**Data about app and page elements:**
════════════════

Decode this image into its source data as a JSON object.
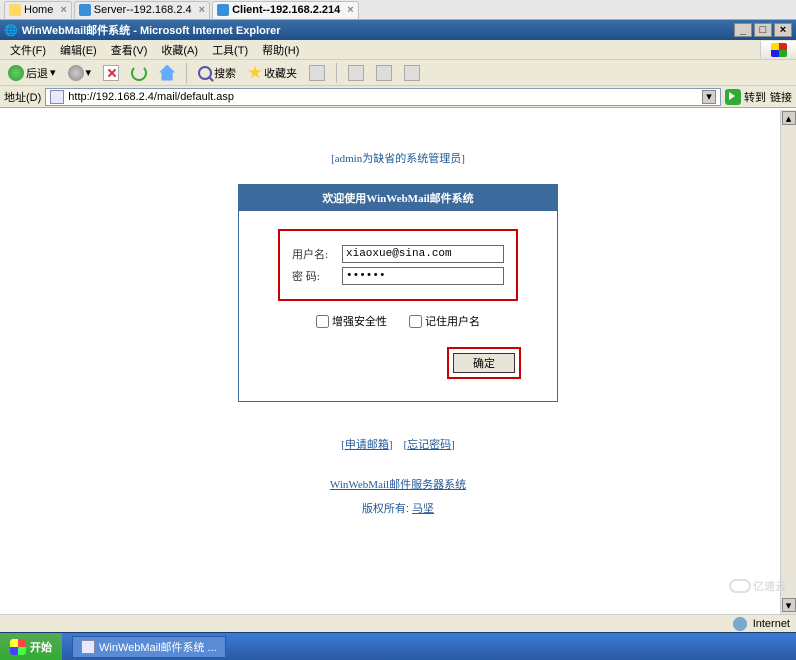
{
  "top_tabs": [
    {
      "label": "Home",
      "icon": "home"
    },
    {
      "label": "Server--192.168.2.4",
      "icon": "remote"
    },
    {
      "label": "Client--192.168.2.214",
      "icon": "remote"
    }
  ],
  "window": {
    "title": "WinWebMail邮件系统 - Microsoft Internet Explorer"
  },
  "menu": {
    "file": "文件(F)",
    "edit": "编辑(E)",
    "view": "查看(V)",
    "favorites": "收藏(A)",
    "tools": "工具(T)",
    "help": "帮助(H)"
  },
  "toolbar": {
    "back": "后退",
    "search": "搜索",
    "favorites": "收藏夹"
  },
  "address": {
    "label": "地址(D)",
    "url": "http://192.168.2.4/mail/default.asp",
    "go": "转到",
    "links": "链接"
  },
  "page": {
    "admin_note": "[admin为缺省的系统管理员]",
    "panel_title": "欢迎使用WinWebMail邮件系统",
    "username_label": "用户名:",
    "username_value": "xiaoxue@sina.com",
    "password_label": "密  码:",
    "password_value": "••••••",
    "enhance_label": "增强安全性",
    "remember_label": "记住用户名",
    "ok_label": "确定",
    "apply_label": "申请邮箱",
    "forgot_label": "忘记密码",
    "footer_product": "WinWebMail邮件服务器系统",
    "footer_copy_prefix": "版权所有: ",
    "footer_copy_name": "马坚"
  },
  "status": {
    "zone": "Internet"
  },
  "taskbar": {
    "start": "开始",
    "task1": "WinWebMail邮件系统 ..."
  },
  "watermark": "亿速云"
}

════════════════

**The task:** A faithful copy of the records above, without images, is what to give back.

**Exercise solution:**
Decode this image into its source data as a JSON object.
{
  "top_tabs": [
    {
      "label": "Home",
      "icon": "home"
    },
    {
      "label": "Server--192.168.2.4",
      "icon": "remote"
    },
    {
      "label": "Client--192.168.2.214",
      "icon": "remote"
    }
  ],
  "window": {
    "title": "WinWebMail邮件系统 - Microsoft Internet Explorer"
  },
  "menu": {
    "file": "文件(F)",
    "edit": "编辑(E)",
    "view": "查看(V)",
    "favorites": "收藏(A)",
    "tools": "工具(T)",
    "help": "帮助(H)"
  },
  "toolbar": {
    "back": "后退",
    "search": "搜索",
    "favorites": "收藏夹"
  },
  "address": {
    "label": "地址(D)",
    "url": "http://192.168.2.4/mail/default.asp",
    "go": "转到",
    "links": "链接"
  },
  "page": {
    "admin_note": "[admin为缺省的系统管理员]",
    "panel_title": "欢迎使用WinWebMail邮件系统",
    "username_label": "用户名:",
    "username_value": "xiaoxue@sina.com",
    "password_label": "密  码:",
    "password_value": "••••••",
    "enhance_label": "增强安全性",
    "remember_label": "记住用户名",
    "ok_label": "确定",
    "apply_label": "申请邮箱",
    "forgot_label": "忘记密码",
    "footer_product": "WinWebMail邮件服务器系统",
    "footer_copy_prefix": "版权所有: ",
    "footer_copy_name": "马坚"
  },
  "status": {
    "zone": "Internet"
  },
  "taskbar": {
    "start": "开始",
    "task1": "WinWebMail邮件系统 ..."
  },
  "watermark": "亿速云"
}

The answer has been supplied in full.